Brief
Where does the string "Model" appear? Copy every line of the entries below that holds it.
>>>>
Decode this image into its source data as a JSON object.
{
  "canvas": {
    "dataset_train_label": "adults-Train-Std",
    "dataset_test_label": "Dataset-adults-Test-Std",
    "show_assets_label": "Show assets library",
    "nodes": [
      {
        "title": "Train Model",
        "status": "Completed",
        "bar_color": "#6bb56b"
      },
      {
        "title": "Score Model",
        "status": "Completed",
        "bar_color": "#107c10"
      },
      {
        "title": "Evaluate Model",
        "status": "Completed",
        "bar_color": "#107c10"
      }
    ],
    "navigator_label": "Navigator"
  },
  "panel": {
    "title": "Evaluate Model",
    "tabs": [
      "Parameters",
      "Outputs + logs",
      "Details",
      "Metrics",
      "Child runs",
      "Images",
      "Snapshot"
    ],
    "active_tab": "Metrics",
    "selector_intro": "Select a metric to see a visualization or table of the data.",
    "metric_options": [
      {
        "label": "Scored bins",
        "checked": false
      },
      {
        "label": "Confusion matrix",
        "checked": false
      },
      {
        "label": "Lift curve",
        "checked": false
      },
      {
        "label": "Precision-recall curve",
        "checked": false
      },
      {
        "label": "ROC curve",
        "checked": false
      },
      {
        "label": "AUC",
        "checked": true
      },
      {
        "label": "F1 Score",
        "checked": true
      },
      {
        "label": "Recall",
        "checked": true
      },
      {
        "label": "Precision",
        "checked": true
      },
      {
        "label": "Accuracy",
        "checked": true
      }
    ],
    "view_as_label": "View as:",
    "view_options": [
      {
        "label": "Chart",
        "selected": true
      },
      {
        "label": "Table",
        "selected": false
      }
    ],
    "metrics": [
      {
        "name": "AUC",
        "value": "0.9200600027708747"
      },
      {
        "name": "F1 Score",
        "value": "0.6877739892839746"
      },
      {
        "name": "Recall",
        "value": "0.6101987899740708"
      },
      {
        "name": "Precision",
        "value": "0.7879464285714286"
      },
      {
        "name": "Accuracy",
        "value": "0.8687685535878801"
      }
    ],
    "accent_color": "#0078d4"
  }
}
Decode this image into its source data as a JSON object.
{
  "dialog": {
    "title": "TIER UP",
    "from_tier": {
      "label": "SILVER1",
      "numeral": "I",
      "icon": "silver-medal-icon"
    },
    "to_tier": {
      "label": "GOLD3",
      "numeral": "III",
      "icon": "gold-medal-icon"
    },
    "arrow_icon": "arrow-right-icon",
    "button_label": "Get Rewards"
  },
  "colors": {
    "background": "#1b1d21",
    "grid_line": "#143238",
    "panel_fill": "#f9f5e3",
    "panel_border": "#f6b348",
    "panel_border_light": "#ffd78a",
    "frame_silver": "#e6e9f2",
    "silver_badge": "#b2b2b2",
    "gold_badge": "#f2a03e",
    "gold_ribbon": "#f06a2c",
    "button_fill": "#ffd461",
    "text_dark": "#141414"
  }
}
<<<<
Exercise answer
        "title": "Train Model",
        "title": "Score Model",
        "title": "Evaluate Model",
    "title": "Evaluate Model",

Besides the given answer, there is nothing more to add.